It's called endoscopic photo-coagulation, or ECP.
A device about the size of a pencil uses a camera, light and lasers to make tiny incisions in the eye.
For the first time doctors can actually "see" what they're treating which allows them to be much more precise.
That's great news for patients like Martha Cole who deal with the burden of glaucoma every day.
"I think it'd be just great to get rid of all that medicine and have that extra freedom. And I probably won't have to go to the doctor as often," said Cole.
ECP is also a less invasive procedure. It only takes about 20 minutes per eye, and recovery time can be as short as a day.

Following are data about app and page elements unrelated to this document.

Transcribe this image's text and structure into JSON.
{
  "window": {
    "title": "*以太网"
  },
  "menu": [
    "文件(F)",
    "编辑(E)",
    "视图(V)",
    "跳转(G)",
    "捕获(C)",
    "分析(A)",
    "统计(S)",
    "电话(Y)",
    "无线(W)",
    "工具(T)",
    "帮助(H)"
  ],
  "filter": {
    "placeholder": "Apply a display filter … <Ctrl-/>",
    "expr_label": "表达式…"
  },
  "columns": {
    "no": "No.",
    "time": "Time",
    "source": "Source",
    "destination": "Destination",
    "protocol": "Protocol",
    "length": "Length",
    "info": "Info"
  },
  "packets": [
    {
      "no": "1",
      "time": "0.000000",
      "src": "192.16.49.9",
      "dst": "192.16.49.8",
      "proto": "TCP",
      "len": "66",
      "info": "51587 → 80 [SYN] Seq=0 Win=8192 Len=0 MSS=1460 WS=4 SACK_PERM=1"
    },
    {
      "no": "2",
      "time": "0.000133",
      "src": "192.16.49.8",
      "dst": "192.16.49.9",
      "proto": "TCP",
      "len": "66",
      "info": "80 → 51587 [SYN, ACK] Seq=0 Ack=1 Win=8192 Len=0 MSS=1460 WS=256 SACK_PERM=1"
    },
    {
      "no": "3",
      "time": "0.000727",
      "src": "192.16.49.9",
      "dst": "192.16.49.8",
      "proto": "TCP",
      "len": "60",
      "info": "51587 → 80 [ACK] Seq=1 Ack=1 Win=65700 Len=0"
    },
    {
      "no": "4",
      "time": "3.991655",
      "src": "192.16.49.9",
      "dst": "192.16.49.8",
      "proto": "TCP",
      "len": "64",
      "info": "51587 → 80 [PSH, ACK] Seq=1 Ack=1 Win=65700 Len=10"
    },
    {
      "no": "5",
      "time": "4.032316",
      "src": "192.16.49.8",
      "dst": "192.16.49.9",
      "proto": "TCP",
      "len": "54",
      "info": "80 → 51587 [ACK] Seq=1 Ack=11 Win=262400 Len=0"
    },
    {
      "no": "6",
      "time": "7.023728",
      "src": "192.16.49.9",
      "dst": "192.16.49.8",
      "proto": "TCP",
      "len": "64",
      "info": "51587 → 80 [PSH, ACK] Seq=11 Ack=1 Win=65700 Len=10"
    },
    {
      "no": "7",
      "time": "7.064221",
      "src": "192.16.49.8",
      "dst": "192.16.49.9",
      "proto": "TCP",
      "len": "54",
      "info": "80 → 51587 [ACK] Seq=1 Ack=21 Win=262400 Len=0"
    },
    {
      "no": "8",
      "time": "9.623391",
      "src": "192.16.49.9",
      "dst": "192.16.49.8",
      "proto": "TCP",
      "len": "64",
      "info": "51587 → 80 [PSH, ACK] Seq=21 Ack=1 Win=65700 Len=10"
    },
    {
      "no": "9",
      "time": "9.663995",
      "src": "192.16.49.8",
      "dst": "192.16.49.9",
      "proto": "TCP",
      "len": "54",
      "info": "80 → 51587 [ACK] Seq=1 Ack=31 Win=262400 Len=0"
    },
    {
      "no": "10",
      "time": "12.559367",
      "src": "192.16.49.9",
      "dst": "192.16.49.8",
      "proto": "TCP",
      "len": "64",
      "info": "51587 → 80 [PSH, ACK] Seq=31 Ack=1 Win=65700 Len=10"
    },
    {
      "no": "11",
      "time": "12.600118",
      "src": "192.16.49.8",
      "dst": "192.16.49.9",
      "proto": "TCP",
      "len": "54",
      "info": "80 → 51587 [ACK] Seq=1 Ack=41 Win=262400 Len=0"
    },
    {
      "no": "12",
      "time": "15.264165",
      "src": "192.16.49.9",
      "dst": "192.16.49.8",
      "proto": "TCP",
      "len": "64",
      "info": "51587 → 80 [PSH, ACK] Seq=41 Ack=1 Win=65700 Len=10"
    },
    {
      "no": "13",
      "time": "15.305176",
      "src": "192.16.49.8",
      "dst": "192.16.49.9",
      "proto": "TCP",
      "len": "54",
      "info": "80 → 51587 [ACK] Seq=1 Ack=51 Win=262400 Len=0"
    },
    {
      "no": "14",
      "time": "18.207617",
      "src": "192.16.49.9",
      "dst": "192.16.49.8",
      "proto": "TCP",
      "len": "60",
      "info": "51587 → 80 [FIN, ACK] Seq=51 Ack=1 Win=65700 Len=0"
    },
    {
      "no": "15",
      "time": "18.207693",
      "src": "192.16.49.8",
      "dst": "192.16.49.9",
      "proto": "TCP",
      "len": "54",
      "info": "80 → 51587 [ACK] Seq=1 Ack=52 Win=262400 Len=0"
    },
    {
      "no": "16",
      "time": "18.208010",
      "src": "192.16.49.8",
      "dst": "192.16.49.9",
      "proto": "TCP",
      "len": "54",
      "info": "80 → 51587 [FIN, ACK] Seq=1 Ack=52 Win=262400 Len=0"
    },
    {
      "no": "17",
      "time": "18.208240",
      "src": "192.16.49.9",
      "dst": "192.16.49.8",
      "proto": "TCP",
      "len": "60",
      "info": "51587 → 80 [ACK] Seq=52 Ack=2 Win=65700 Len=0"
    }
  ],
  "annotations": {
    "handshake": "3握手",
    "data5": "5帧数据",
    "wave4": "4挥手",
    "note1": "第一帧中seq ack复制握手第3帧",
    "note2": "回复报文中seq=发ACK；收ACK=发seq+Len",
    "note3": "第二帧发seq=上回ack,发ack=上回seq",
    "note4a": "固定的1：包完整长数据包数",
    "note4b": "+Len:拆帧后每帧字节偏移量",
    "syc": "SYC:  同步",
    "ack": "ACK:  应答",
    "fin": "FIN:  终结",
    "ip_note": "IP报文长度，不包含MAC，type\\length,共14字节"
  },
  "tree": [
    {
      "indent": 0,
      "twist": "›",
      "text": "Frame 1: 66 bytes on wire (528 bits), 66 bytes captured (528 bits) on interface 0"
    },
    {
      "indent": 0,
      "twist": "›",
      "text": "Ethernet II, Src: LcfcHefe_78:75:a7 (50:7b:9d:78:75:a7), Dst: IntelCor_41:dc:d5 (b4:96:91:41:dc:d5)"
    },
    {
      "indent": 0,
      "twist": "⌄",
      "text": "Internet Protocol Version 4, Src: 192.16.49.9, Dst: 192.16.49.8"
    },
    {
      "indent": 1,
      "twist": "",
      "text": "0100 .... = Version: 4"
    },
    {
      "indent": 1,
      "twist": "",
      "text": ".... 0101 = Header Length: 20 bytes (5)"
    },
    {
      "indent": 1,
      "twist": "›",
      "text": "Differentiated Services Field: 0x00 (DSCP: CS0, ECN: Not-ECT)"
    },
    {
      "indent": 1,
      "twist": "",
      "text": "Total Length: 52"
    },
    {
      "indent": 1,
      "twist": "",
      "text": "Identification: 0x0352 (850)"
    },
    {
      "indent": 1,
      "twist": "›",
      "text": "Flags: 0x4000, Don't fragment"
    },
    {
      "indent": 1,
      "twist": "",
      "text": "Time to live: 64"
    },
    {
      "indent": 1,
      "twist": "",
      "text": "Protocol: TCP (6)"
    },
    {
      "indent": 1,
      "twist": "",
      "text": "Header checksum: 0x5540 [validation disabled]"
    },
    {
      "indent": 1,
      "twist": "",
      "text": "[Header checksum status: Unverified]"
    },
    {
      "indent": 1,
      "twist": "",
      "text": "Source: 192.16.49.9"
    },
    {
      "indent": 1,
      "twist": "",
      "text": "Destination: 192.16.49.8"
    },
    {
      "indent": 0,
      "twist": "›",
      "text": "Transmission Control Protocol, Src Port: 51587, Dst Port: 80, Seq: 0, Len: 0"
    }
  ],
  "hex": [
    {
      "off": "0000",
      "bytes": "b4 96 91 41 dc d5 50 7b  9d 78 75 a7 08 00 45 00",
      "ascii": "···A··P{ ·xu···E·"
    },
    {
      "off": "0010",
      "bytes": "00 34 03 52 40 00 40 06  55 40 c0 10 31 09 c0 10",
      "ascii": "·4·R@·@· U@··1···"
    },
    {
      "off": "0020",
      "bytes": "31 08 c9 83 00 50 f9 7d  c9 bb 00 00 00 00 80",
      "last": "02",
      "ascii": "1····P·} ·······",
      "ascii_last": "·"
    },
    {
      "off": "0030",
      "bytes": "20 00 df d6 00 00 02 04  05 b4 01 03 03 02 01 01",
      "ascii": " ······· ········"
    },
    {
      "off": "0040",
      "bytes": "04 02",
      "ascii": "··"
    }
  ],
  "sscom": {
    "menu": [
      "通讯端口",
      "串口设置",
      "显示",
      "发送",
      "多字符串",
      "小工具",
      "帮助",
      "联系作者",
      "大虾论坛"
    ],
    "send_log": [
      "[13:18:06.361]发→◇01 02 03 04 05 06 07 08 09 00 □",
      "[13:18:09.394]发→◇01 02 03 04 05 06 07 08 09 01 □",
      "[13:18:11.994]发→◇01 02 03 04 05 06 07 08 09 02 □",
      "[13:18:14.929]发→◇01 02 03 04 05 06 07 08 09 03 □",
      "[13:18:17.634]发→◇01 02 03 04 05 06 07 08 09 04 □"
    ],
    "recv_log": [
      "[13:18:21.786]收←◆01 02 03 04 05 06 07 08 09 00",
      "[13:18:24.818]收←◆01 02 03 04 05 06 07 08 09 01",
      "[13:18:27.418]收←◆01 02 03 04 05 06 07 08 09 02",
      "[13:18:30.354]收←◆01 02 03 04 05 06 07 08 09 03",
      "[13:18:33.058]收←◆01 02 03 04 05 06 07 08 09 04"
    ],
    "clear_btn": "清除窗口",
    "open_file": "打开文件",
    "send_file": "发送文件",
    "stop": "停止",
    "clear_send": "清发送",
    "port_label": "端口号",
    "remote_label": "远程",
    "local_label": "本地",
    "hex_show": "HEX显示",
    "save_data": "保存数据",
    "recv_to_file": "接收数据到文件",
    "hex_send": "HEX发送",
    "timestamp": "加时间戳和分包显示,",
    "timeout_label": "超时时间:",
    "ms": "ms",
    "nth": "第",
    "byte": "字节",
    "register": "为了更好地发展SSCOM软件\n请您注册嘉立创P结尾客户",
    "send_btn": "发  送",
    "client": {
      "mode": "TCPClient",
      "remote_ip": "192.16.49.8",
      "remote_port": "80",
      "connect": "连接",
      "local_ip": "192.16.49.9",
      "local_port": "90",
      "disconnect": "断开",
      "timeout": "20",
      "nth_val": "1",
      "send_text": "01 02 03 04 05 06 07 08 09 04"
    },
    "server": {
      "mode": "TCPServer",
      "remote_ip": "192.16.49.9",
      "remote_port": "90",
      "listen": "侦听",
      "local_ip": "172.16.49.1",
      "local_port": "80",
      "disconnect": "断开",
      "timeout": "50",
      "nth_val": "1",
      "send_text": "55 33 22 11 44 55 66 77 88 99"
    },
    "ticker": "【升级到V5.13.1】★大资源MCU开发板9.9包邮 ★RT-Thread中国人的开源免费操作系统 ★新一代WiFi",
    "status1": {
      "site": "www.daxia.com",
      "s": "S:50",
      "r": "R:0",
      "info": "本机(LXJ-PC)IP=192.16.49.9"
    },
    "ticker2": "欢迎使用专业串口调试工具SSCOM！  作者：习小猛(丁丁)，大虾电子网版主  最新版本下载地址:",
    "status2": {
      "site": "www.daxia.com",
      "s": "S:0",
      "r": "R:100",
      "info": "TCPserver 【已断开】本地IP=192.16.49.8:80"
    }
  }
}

Glaucoma is the leading cause of preventable vision loss in the U.S. effecting more than 2 million people over the age of 40.